“Unfortunately, most of them have left the country — Afghan donors, foreign donors, embassies. When I call them or email them, no one is answering me,” Mayan, 40, told Reuters at the sprawling Shamsa Children’s Village in the north of the capital.
“We are now trying to run the place with very little money and with little food,” he added.
There are around 130 children at the orphanage. Some are as young as 3 years old. It has been operational for more than a decade and provides shelter for those who have lost both parents or just one who cannot afford to keep them.
Among them is 9-year-old Samira from northeastern Badakhshan province who has been at the orphanage for almost two years after her father died and her mother did not have the means to support her or her brothers.
In the playground outside on a cool day in Kabul, she plays with as much intensity as she studies, grinning widely as she goes higher on the swing. Despite her young age, she is already taking extra classes and wants to be a doctor when she grows up.
“I want to serve my homeland and save others from disease and I also want other girls to study so that they become a doctor like me in the future,” she told Reuters, with a sheepish grin.
Orphanages like this play an outsize role in Afghanistan, where tens of thousands of civilians have been killed in wars that have ravaged the country for more than 40 years.
The lack of funding, which has hit charities, non-governmental organizations and ordinary Afghans since the hardline Islamist Taliban movement took back control of the country, is forcing Mayan into tough choices.
The orphanage tried to send a few children back to relatives who were comparatively well off, but one by one they have returned.

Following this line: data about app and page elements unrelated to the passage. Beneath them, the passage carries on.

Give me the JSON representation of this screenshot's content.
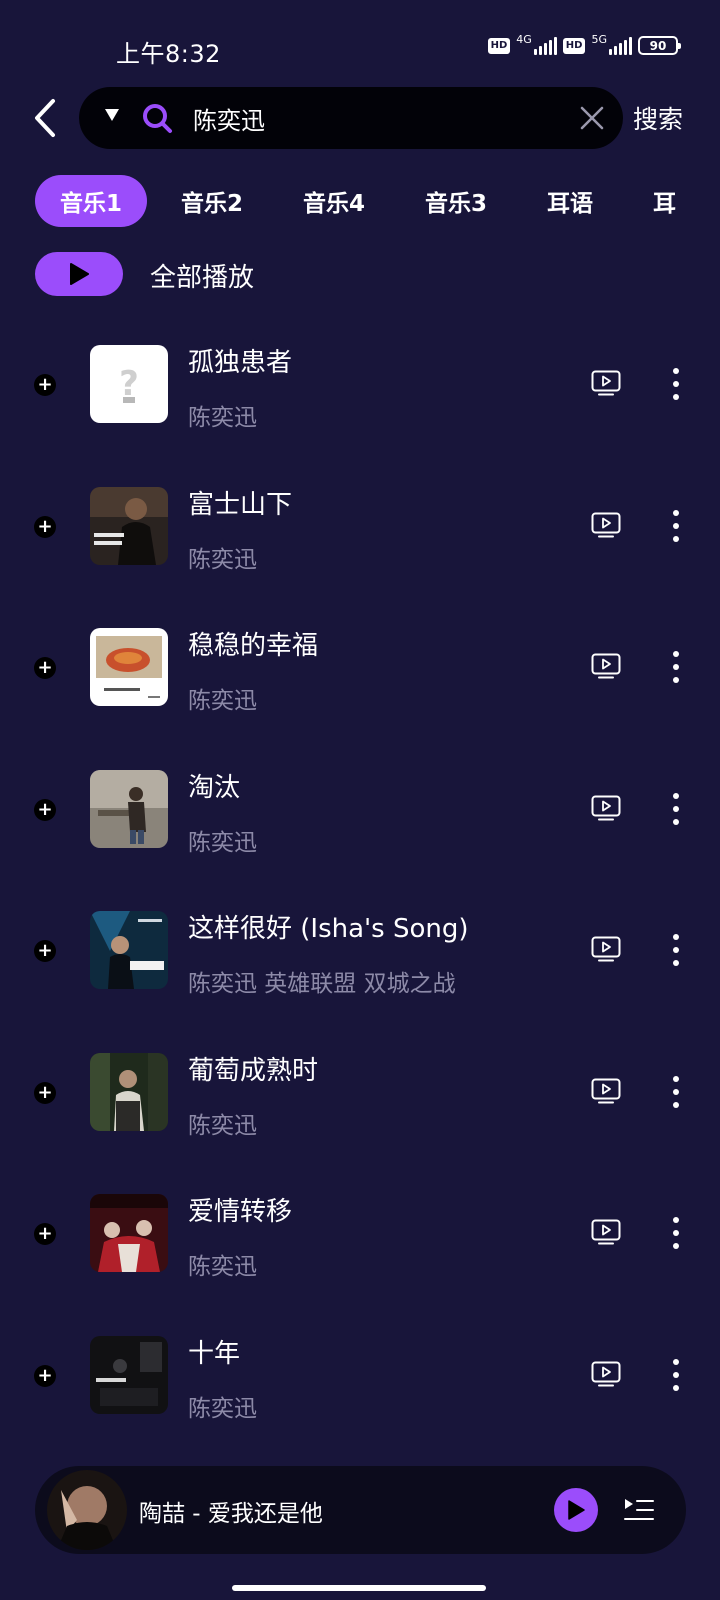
{
  "status": {
    "time": "上午8:32",
    "hd1": "HD",
    "net1": "4G",
    "hd2": "HD",
    "net2": "5G",
    "battery": "90"
  },
  "search": {
    "query": "陈奕迅",
    "button_label": "搜索"
  },
  "tabs": [
    {
      "label": "音乐1",
      "active": true
    },
    {
      "label": "音乐2"
    },
    {
      "label": "音乐4"
    },
    {
      "label": "音乐3"
    },
    {
      "label": "耳语"
    },
    {
      "label": "耳"
    }
  ],
  "play_all": {
    "label": "全部播放"
  },
  "songs": [
    {
      "title": "孤独患者",
      "artist": "陈奕迅"
    },
    {
      "title": "富士山下",
      "artist": "陈奕迅"
    },
    {
      "title": "稳稳的幸福",
      "artist": "陈奕迅"
    },
    {
      "title": "淘汰",
      "artist": "陈奕迅"
    },
    {
      "title": "这样很好 (Isha's Song)",
      "artist": "陈奕迅 英雄联盟 双城之战"
    },
    {
      "title": "葡萄成熟时",
      "artist": "陈奕迅"
    },
    {
      "title": "爱情转移",
      "artist": "陈奕迅"
    },
    {
      "title": "十年",
      "artist": "陈奕迅"
    }
  ],
  "mini_player": {
    "now_playing": "陶喆 - 爱我还是他"
  },
  "colors": {
    "background": "#18153a",
    "accent": "#9b4dfb",
    "secondary_text": "#8d8aa8"
  }
}
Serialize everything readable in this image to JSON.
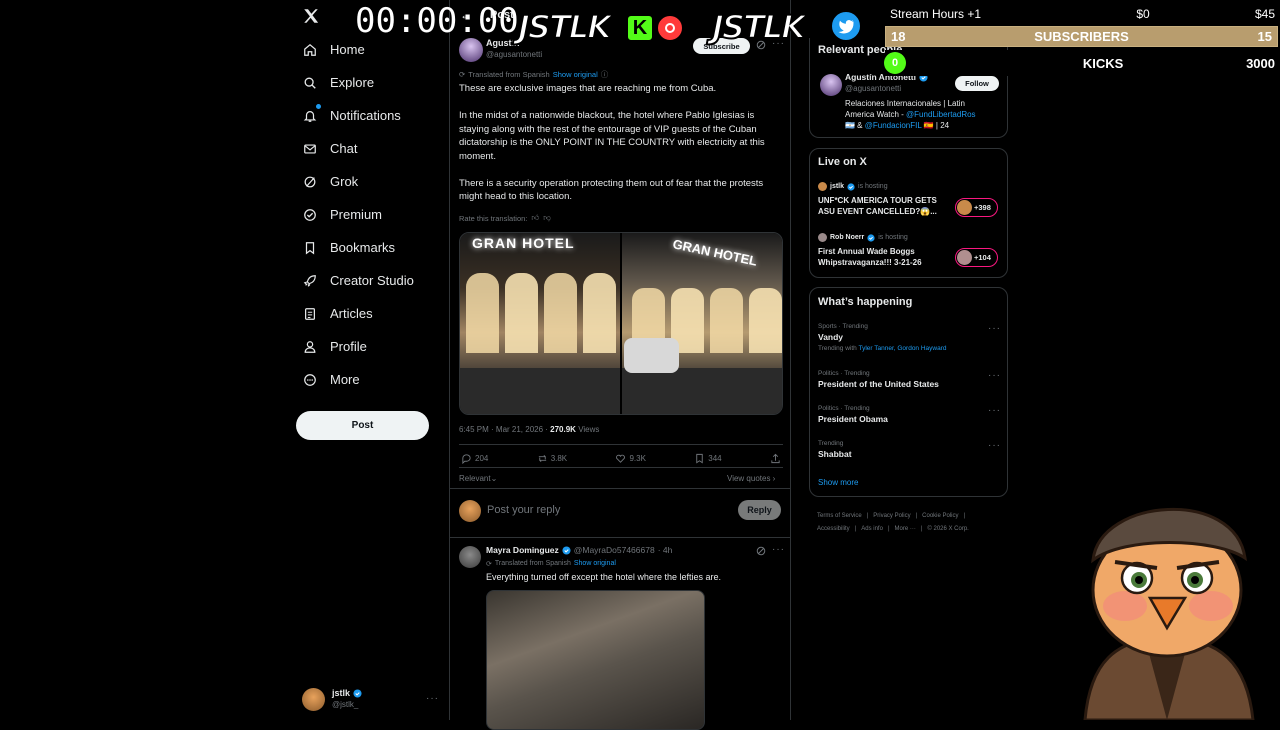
{
  "nav": {
    "items": [
      {
        "label": "Home",
        "icon": "home-icon"
      },
      {
        "label": "Explore",
        "icon": "search-icon"
      },
      {
        "label": "Notifications",
        "icon": "bell-icon"
      },
      {
        "label": "Chat",
        "icon": "mail-icon"
      },
      {
        "label": "Grok",
        "icon": "grok-icon"
      },
      {
        "label": "Premium",
        "icon": "premium-icon"
      },
      {
        "label": "Bookmarks",
        "icon": "bookmark-icon"
      },
      {
        "label": "Creator Studio",
        "icon": "rocket-icon"
      },
      {
        "label": "Articles",
        "icon": "article-icon"
      },
      {
        "label": "Profile",
        "icon": "person-icon"
      },
      {
        "label": "More",
        "icon": "more-circle-icon"
      }
    ],
    "post_label": "Post",
    "account": {
      "name": "jstlk",
      "handle": "@jstlk_"
    }
  },
  "header": {
    "title": "Post"
  },
  "tweet": {
    "author": "Agustín",
    "handle": "@agusantonetti",
    "subscribe": "Subscribe",
    "translated": "Translated from Spanish",
    "show_original": "Show original",
    "para1": "These are exclusive images that are reaching me from Cuba.",
    "para2": "In the midst of a nationwide blackout, the hotel where Pablo Iglesias is staying along with the rest of the entourage of VIP guests of the Cuban dictatorship is the ONLY POINT IN THE COUNTRY with electricity at this moment.",
    "para3": "There is a security operation protecting them out of fear that the protests might head to this location.",
    "rate": "Rate this translation:",
    "image_sign_left": "GRAN HOTEL",
    "image_sign_right": "GRAN HOTEL",
    "timestamp": "6:45 PM · Mar 21, 2026 · ",
    "views_count": "270.9K",
    "views_label": "Views",
    "replies": "204",
    "reposts": "3.8K",
    "likes": "9.3K",
    "bookmarks": "344",
    "sort_label": "Relevant",
    "view_quotes": "View quotes"
  },
  "reply_box": {
    "placeholder": "Post your reply",
    "button": "Reply"
  },
  "reply": {
    "author": "Mayra Dominguez",
    "handle": "@MayraDo57466678",
    "time": "· 4h",
    "translated": "Translated from Spanish",
    "show_original": "Show original",
    "text": "Everything turned off except the hotel where the lefties are."
  },
  "relevant": {
    "title": "Relevant people",
    "name": "Agustín Antonetti",
    "handle": "@agusantonetti",
    "follow": "Follow",
    "bio_line1": "Relaciones Internacionales | Latin",
    "bio_line2_pre": "America Watch - ",
    "bio_link1": "@FundLibertadRos",
    "bio_line3_pre": "🇦🇷 & ",
    "bio_link2": "@FundacionFIL",
    "bio_line3_post": " 🇪🇸 | 24"
  },
  "live": {
    "title": "Live on X",
    "items": [
      {
        "host": "jstlk",
        "status": "is hosting",
        "title1": "UNF*CK AMERICA TOUR GETS",
        "title2": "ASU EVENT CANCELLED?😱...",
        "count": "+398"
      },
      {
        "host": "Rob Noerr",
        "status": "is hosting",
        "title1": "First Annual Wade Boggs",
        "title2": "Whipstravaganza!!! 3-21-26",
        "count": "+104"
      }
    ]
  },
  "happening": {
    "title": "What’s happening",
    "items": [
      {
        "meta": "Sports · Trending",
        "topic": "Vandy",
        "extra_pre": "Trending with ",
        "extra_link": "Tyler Tanner, Gordon Hayward"
      },
      {
        "meta": "Politics · Trending",
        "topic": "President of the United States"
      },
      {
        "meta": "Politics · Trending",
        "topic": "President Obama"
      },
      {
        "meta": "Trending",
        "topic": "Shabbat"
      }
    ],
    "show_more": "Show more"
  },
  "footer": {
    "line1": [
      "Terms of Service",
      "|",
      "Privacy Policy",
      "|",
      "Cookie Policy",
      "|"
    ],
    "line2": [
      "Accessibility",
      "|",
      "Ads info",
      "|",
      "More ···",
      "|",
      "© 2026 X Corp."
    ]
  },
  "overlay": {
    "timer": "00:00:00",
    "logo1": "JSTLK",
    "logo2": "JSTLK",
    "stream_hours": "Stream Hours +1",
    "stream_money": "$0",
    "stream_goal": "$45",
    "subs_left": "18",
    "subs_label": "SUBSCRIBERS",
    "subs_right": "15",
    "kicks_count": "0",
    "kicks_label": "KICKS",
    "kicks_goal": "3000"
  },
  "colors": {
    "accent": "#1d9bf0",
    "subs_bar": "#b89d6e",
    "kick_green": "#53fc18",
    "live_ring": "#f91880"
  }
}
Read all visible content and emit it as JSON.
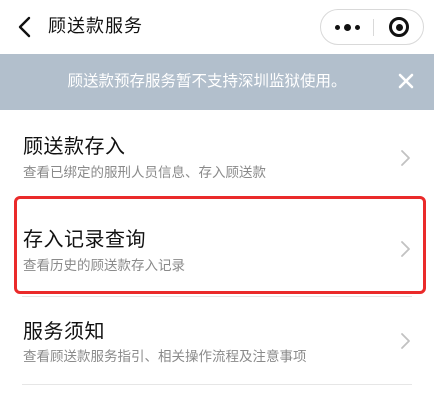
{
  "navbar": {
    "title": "顾送款服务"
  },
  "notice": {
    "text": "顾送款预存服务暂不支持深圳监狱使用。"
  },
  "menu": [
    {
      "title": "顾送款存入",
      "desc": "查看已绑定的服刑人员信息、存入顾送款"
    },
    {
      "title": "存入记录查询",
      "desc": "查看历史的顾送款存入记录"
    },
    {
      "title": "服务须知",
      "desc": "查看顾送款服务指引、相关操作流程及注意事项"
    }
  ],
  "colors": {
    "notice_bg": "#b2bfcc",
    "highlight": "#ea2a2a",
    "desc_text": "#8a8a8a"
  },
  "icons": [
    "back-arrow-icon",
    "more-dots-icon",
    "close-miniprogram-icon",
    "close-icon",
    "chevron-right-icon"
  ]
}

Mayan said staff have had to reduce food portions and limit the types of food children eat.
“Before we were providing them twice a week fruit and twice a week meat, but we cut those items to just once a week or maybe not even [that much],” he said.
Facing an economic crisis as winter approaches, Taliban officials have urged Western governments to resume aid donations and called on the United States to lift a block on more than $9 billion of Afghan central bank reserves held overseas.
Many countries have refused to recognize the Taliban, which, until recently, were a jihadist insurgency fighting foreign troops and their Afghan allies.
Some governments are demanding that the group guarantees basic civil freedoms, including allowing girls to attend secondary school and women to work.
The Taliban, which banned all girls’ education when they ruled from 1996-2001, have said they are working on the issue.
Compounding the orphanage’s problems is the weekly limit of $200 on bank withdrawals to avoid a run on hard currency, meaning access to funds is not enough to support the children and staff.
Mayan fears that if the situation continues, the orphanage will not be able to function much longer.
That would be devastating for the children, who receive mathematics, English and computer lessons as well as physical education, not to mention food and shelter.
Samira, the aspiring doctor, is still able to go to school outside the orphanage premises because of her age and she attends extra tuition classes in the afternoon to get ahead.
Hardship has not dented her ambition, but she also recognizes that in order to achieve her goals, she may have to go abroad to study.
“I am not allowed to study here,” she said.